In this Issue:
  • With Hurricane Season Approaching, Are You Prepared for an Evacuation?
  • Am I Living in a Floodplain?
  • NISAW 2017: The Kudzu Bug
  • NISAW 2017: Cuban Treefrog—Invasive Invader in Florida
  • NISAW 2017: Trying to Stay Ahead of Beach Vitex
  • NISAW 2017: Laurel Wilt
  • NISAW 2017: Fungal Pathogen Invaders
  • NISAW 2017: National Invasive Species Awareness Week
  • Christmas”sea” Cheer!
  • Panhandle Saltmarshes: Riches Beyond our Dreams
  • Uncategorized

    With Hurricane Season Approaching, Are You Prepared for an Evacuation?

    Hurricane season begins this year on June 1st and ends November 30th. As Floridians, we face the possibility of hurricanes each year. This simply goes with the territory.

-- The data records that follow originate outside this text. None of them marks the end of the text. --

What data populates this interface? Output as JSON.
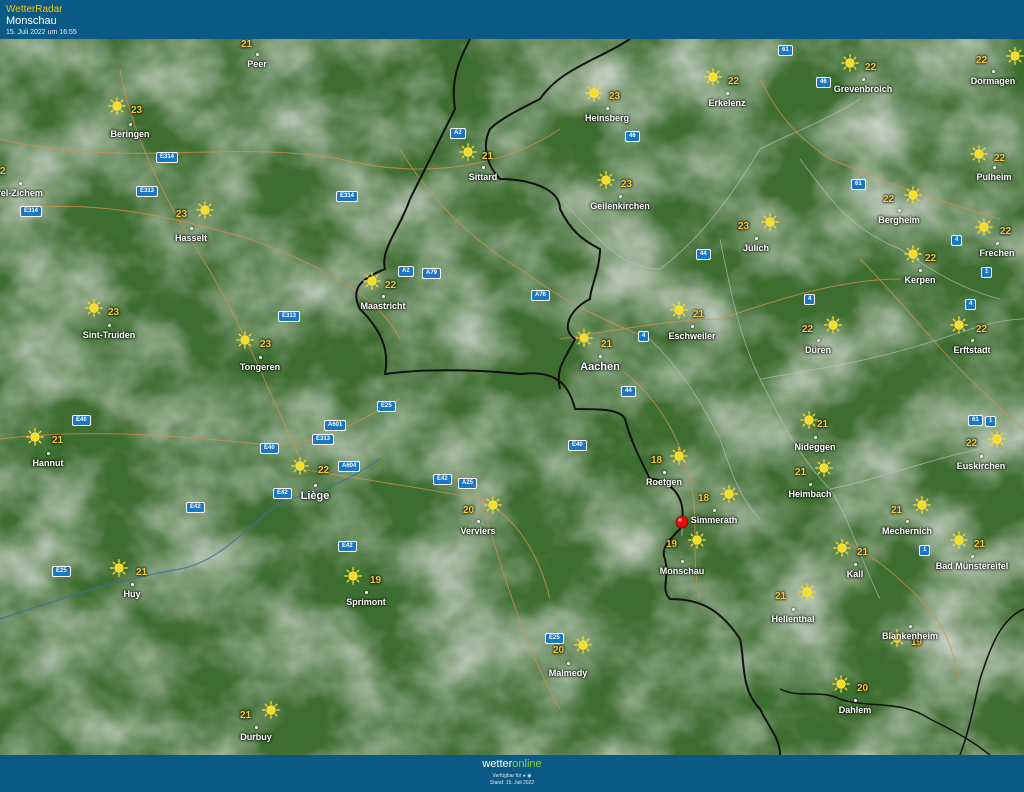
{
  "header": {
    "brand": "WetterRadar",
    "location": "Monschau",
    "datetime": "15. Juli 2022 um 16:55"
  },
  "footer": {
    "logo_part1": "wetter",
    "logo_part2": "online",
    "available": "Verfügbar für",
    "stand": "Stand: 15. Juli 2022"
  },
  "colors": {
    "bar": "#0b5a86",
    "forest": "#3b6b2e",
    "cloud": "#c9cbc8",
    "temp": "#f3c83a",
    "road_sign": "#1b76c5",
    "pin": "#e01010"
  },
  "cities": [
    {
      "name": "Peer",
      "temp": "21"
    },
    {
      "name": "Beringen",
      "temp": "23"
    },
    {
      "name": "Hasselt",
      "temp": "23"
    },
    {
      "name": "rel-Zichem",
      "temp": "2"
    },
    {
      "name": "Sint-Truiden",
      "temp": "23"
    },
    {
      "name": "Tongeren",
      "temp": "23"
    },
    {
      "name": "Hannut",
      "temp": "21"
    },
    {
      "name": "Liège",
      "temp": "22"
    },
    {
      "name": "Huy",
      "temp": "21"
    },
    {
      "name": "Durbuy",
      "temp": "21"
    },
    {
      "name": "Sprimont",
      "temp": "19"
    },
    {
      "name": "Verviers",
      "temp": "20"
    },
    {
      "name": "Malmedy",
      "temp": "20"
    },
    {
      "name": "Maastricht",
      "temp": "22"
    },
    {
      "name": "Sittard",
      "temp": "21"
    },
    {
      "name": "Heinsberg",
      "temp": "23"
    },
    {
      "name": "Geilenkirchen",
      "temp": "23"
    },
    {
      "name": "Erkelenz",
      "temp": "22"
    },
    {
      "name": "Aachen",
      "temp": "21"
    },
    {
      "name": "Eschweiler",
      "temp": "21"
    },
    {
      "name": "Jülich",
      "temp": "23"
    },
    {
      "name": "Roetgen",
      "temp": "18"
    },
    {
      "name": "Simmerath",
      "temp": "18"
    },
    {
      "name": "Monschau",
      "temp": "19"
    },
    {
      "name": "Düren",
      "temp": "22"
    },
    {
      "name": "Nideggen",
      "temp": "21"
    },
    {
      "name": "Heimbach",
      "temp": "21"
    },
    {
      "name": "Hellenthal",
      "temp": "21"
    },
    {
      "name": "Kall",
      "temp": "21"
    },
    {
      "name": "Mechernich",
      "temp": "21"
    },
    {
      "name": "Bad Münstereifel",
      "temp": "21"
    },
    {
      "name": "Blankenheim",
      "temp": "19"
    },
    {
      "name": "Dahlem",
      "temp": "20"
    },
    {
      "name": "Euskirchen",
      "temp": "22"
    },
    {
      "name": "Erftstadt",
      "temp": "22"
    },
    {
      "name": "Kerpen",
      "temp": "22"
    },
    {
      "name": "Bergheim",
      "temp": "22"
    },
    {
      "name": "Frechen",
      "temp": "22"
    },
    {
      "name": "Pulheim",
      "temp": "22"
    },
    {
      "name": "Grevenbroich",
      "temp": "22"
    },
    {
      "name": "Dormagen",
      "temp": "22"
    }
  ],
  "roads": [
    "61",
    "46",
    "46",
    "A2",
    "E314",
    "E313",
    "E314",
    "E314",
    "A2",
    "A79",
    "A76",
    "E313",
    "4",
    "4",
    "4",
    "44",
    "44",
    "61",
    "4",
    "1",
    "61",
    "1",
    "1",
    "A601",
    "E313",
    "E25",
    "E40",
    "E40",
    "E40",
    "E42",
    "A25",
    "A604",
    "E42",
    "E42",
    "E25",
    "E42",
    "E25"
  ],
  "icons": {
    "weather": "sun-icon",
    "marker": "location-pin-icon"
  }
}
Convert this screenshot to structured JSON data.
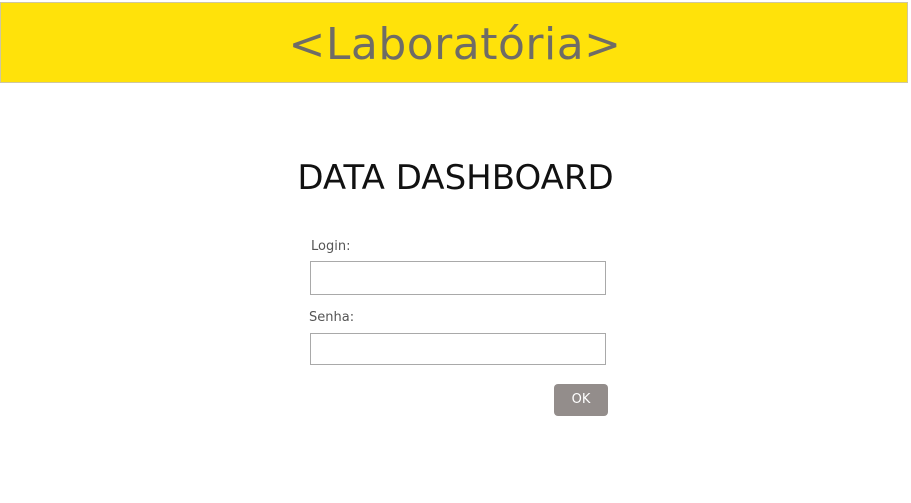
{
  "header": {
    "logo_text": "<Laboratória>"
  },
  "main": {
    "title": "DATA DASHBOARD",
    "login_form": {
      "login_label": "Login:",
      "login_value": "",
      "password_label": "Senha:",
      "password_value": "",
      "submit_label": "OK"
    }
  },
  "colors": {
    "header_background": "#ffe20a",
    "logo_text": "#6f6c66",
    "button_background": "#938d8b",
    "button_text": "#ffffff"
  }
}
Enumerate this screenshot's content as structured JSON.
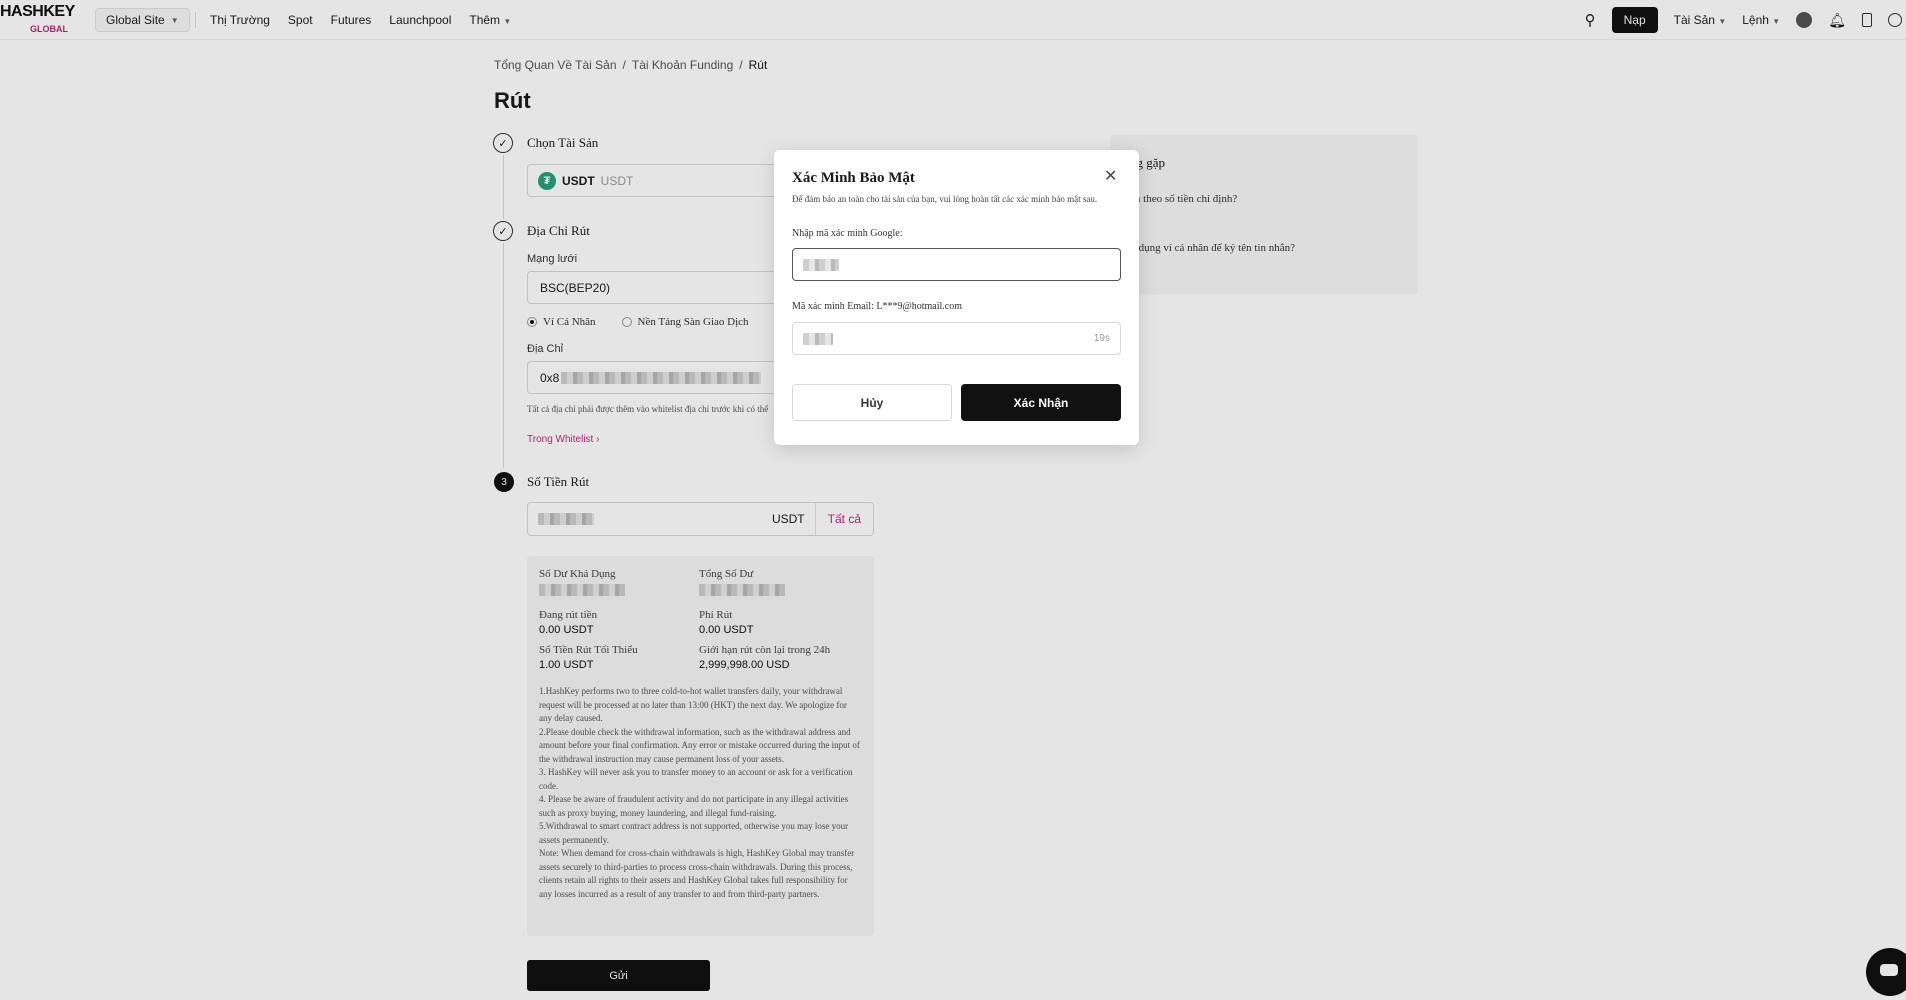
{
  "header": {
    "logo_text": "HASHKEY",
    "logo_sub": "GLOBAL",
    "site_selector": "Global Site",
    "nav": [
      "Thị Trường",
      "Spot",
      "Futures",
      "Launchpool",
      "Thêm"
    ],
    "deposit": "Nạp",
    "assets": "Tài Sản",
    "orders": "Lệnh"
  },
  "breadcrumb": [
    "Tổng Quan Về Tài Sản",
    "Tài Khoản Funding",
    "Rút"
  ],
  "page_title": "Rút",
  "step1": {
    "title": "Chọn Tài Sản",
    "coin_symbol": "USDT",
    "coin_name": "USDT"
  },
  "step2": {
    "title": "Địa Chỉ Rút",
    "network_label": "Mạng lưới",
    "network_value": "BSC(BEP20)",
    "radio_personal": "Ví Cá Nhân",
    "radio_exchange": "Nền Tảng Sàn Giao Dịch",
    "address_label": "Địa Chỉ",
    "address_prefix": "0x8",
    "whitelist_hint": "Tất cả địa chỉ phải được thêm vào whitelist địa chỉ trước khi có thể",
    "whitelist_link": "Trong Whitelist"
  },
  "step3": {
    "number": "3",
    "title": "Số Tiền Rút",
    "unit": "USDT",
    "all": "Tất cả"
  },
  "info": {
    "available_label": "Số Dư Khả Dụng",
    "total_label": "Tổng Số Dư",
    "withdrawing_label": "Đang rút tiền",
    "withdrawing_value": "0.00 USDT",
    "fee_label": "Phí Rút",
    "fee_value": "0.00 USDT",
    "min_label": "Số Tiền Rút Tối Thiểu",
    "min_value": "1.00 USDT",
    "limit_label": "Giới hạn rút còn lại trong 24h",
    "limit_value": "2,999,998.00 USD",
    "notes": [
      "1.HashKey performs two to three cold-to-hot wallet transfers daily, your withdrawal request will be processed at no later than 13:00 (HKT) the next day. We apologize for any delay caused.",
      "2.Please double check the withdrawal information, such as the withdrawal address and amount before your final confirmation. Any error or mistake occurred during the input of the withdrawal instruction may cause permanent loss of your assets.",
      "3. HashKey will never ask you to transfer money to an account or ask for a verification code.",
      "4. Please be aware of fraudulent activity and do not participate in any illegal activities such as proxy buying, money laundering, and illegal fund-raising.",
      "5.Withdrawal to smart contract address is not supported, otherwise you may lose your assets permanently.",
      "Note:  When demand for cross-chain withdrawals is high, HashKey Global may transfer assets securely to third-parties to process cross-chain withdrawals. During this process, clients retain all rights to their assets and HashKey Global takes full responsibility for any losses incurred as a result of any transfer to and from third-party partners."
    ]
  },
  "submit": "Gửi",
  "faq": {
    "title_fragment": "ng gặp",
    "item1": "ền theo số tiền chỉ định?",
    "item2": "ợ dụng ví cá nhân để ký tên tin nhắn?"
  },
  "modal": {
    "title": "Xác Minh Bảo Mật",
    "description": "Để đảm bảo an toàn cho tài sản của bạn, vui lòng hoàn tất các xác minh bảo mật sau.",
    "google_label": "Nhập mã xác minh Google:",
    "email_label": "Mã xác minh Email: L***9@hotmail.com",
    "countdown": "19s",
    "cancel": "Hủy",
    "confirm": "Xác Nhận"
  }
}
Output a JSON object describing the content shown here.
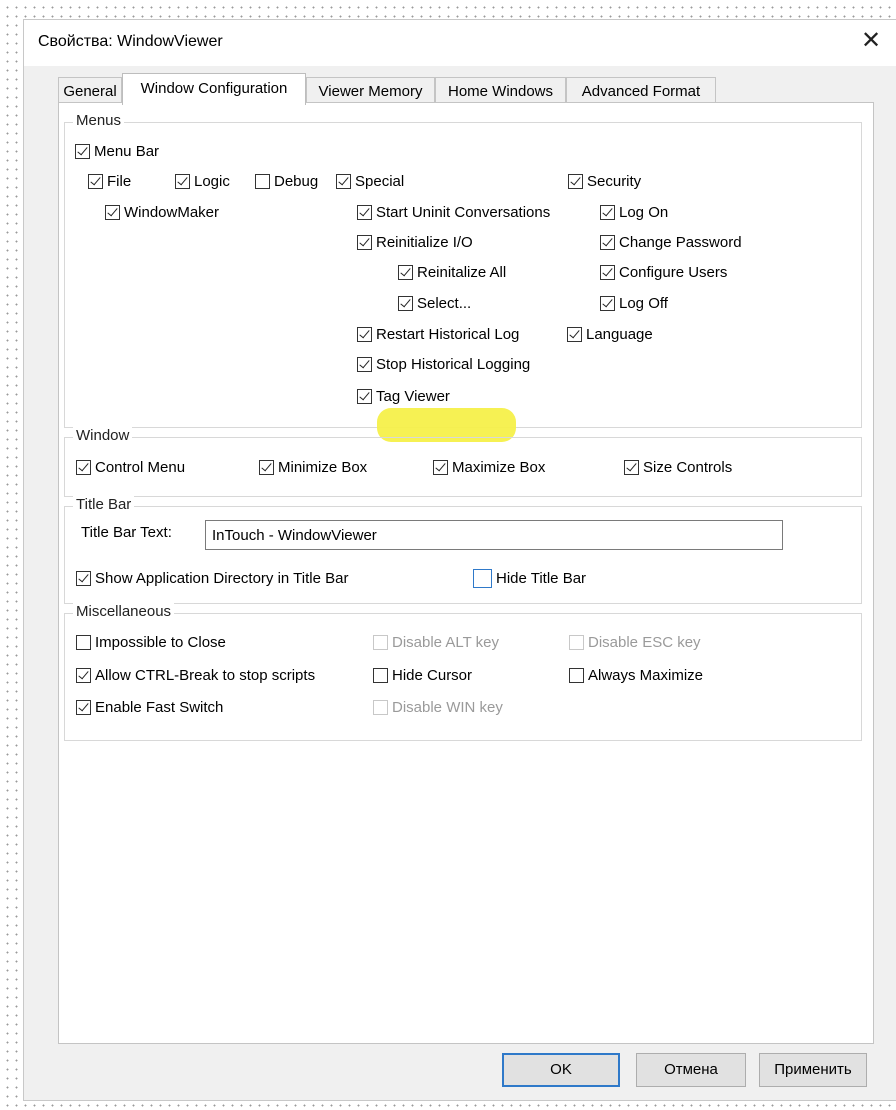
{
  "window": {
    "title": "Свойства: WindowViewer"
  },
  "tabs": [
    "General",
    "Window Configuration",
    "Viewer Memory",
    "Home Windows",
    "Advanced Format"
  ],
  "menus": {
    "label": "Menus",
    "menu_bar": "Menu Bar",
    "file": "File",
    "logic": "Logic",
    "debug": "Debug",
    "special": "Special",
    "security": "Security",
    "windowmaker": "WindowMaker",
    "start_uninit": "Start Uninit Conversations",
    "log_on": "Log On",
    "reinitialize_io": "Reinitialize I/O",
    "change_password": "Change Password",
    "reinitialize_all": "Reinitalize All",
    "configure_users": "Configure Users",
    "select": "Select...",
    "log_off": "Log Off",
    "restart_historical": "Restart Historical Log",
    "language": "Language",
    "stop_historical": "Stop Historical Logging",
    "tag_viewer": "Tag Viewer"
  },
  "window_group": {
    "label": "Window",
    "control_menu": "Control Menu",
    "minimize_box": "Minimize Box",
    "maximize_box": "Maximize Box",
    "size_controls": "Size Controls"
  },
  "title_bar": {
    "label": "Title Bar",
    "text_label": "Title Bar Text:",
    "text_value": "InTouch - WindowViewer",
    "show_app_dir": "Show Application Directory in Title Bar",
    "hide_title_bar": "Hide Title Bar"
  },
  "misc": {
    "label": "Miscellaneous",
    "impossible_close": "Impossible to Close",
    "disable_alt": "Disable ALT key",
    "disable_esc": "Disable ESC key",
    "allow_ctrl_break": "Allow CTRL-Break to stop scripts",
    "hide_cursor": "Hide Cursor",
    "always_maximize": "Always Maximize",
    "fast_switch": "Enable Fast Switch",
    "disable_win": "Disable WIN key"
  },
  "buttons": {
    "ok": "OK",
    "cancel": "Отмена",
    "apply": "Применить"
  },
  "colors": {
    "highlight": "#f6f04a",
    "accent": "#2f79c9"
  }
}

During these months, it’s important to plan for the threat of a hurricane, and at the same time hope, it never happens. First and foremost, you may …

    Continue reading »

    Am I Living in a Floodplain?

    Floods are a common concern in many areas of the U.S. Gulf coastal residents should be particularly aware. Floods may come in the form of flash floods, which come with little warning. Other flood conditions come on slower, as with large thunder storm fronts and tropical storms. With hurricane season not far away, it’s a …

    Continue reading »

    NISAW 2017: The Kudzu Bug

    A few years ago, Florida is extended a warm welcome to a new pest – The Kudzu Bug! The kudzu bug was first documented in the US in 2009 in Northeast Georgia.  It has quickly spread throughout the southeast. At first, a pest that attacks kudzu sounds pretty good but this bug also attacks wisteria, …

    Continue reading »

    NISAW 2017: Cuban Treefrog—Invasive Invader in Florida

    Guest Blogger – Dr. Steve A. Johnson, Associate Professor & Extension Specialist, Department of Wildlife Ecology and Conservation, University of Florida The National Invasive Species Council defines an invasive species as one that is introduced outside its native range where it causes harm (or is likely to) to the environment, economy, or human quality of …

    Continue reading »

    NISAW 2017: Trying to Stay Ahead of Beach Vitex

    Research shows that the most effective time to deal with an invasive species, both in terms of controlling or eradicating the species and money spent to do so, is early on…. What we call Early Detection Rapid Response. Beach vitex is a good candidate for this. The first record for vitex in the Florida panhandle …

    Continue reading »

    NISAW 2017: Laurel Wilt

    Many invasive plants and insects are introduced in packing materials, including 12 species of ambrosia beetles, which embed themselves in wood used as crates and pallets. While these tiny beetles don’t actually feed on wood, the adults and larvae feed on fungi that is inoculated into galleries within the sapwood by the females when they …

    Continue reading »

    NISAW 2017: Fungal Pathogen Invaders

    Special Guest Blogger – Lorraine Ketzler, Biological Science Technician with US Fish and Wildlife Service There have been several fungal invaders entering and spreading within the US in recent years and I’d like to draw attention to four of them: White-nose Syndrome (WNS) in bats (Pseudogymnoascus destructans) Chytridiomycosis (Chytrids) in frogs (Batrachochytrium dendrobatidis) Chytridiomycosis (B-sal) …

    Continue reading »

    NISAW 2017: National Invasive Species Awareness Week

    Aliens are invading our forests, pastures, fields and lawns. Well, okay, not aliens but invasive species are invading our beautiful landscapes.  Invasive species are non-native or exotic species that do not naturally occur in an area, cause economic or environmental harm, or negatively impact human health.  These invasive species have become the number one threat to biodiversity …

    Continue reading »

    Christmas”sea” Cheer!

    The holiday season is a special time for most of us! There are many creatures that live under the sea that represent many of our holiday traditions. Photo Credit: Fl. Museum Of Natural  History, George Burgess Small cookie cutter sharks are found in very deep water during the day, at night they migrate up the water …

    Continue reading »

    Panhandle Saltmarshes: Riches Beyond our Dreams

    The Florida Panhandle is fortunate to have an abundance of salt marsh habitat fringing many of our coastal environs. Although this habitat may not receive the appreciation it deserves by those seeking a white-sandy beach, it is intricately linked with many of the natural treasures we are blessed with. Salt marshes occur in the ecotone …

    Continue reading »

    Older posts «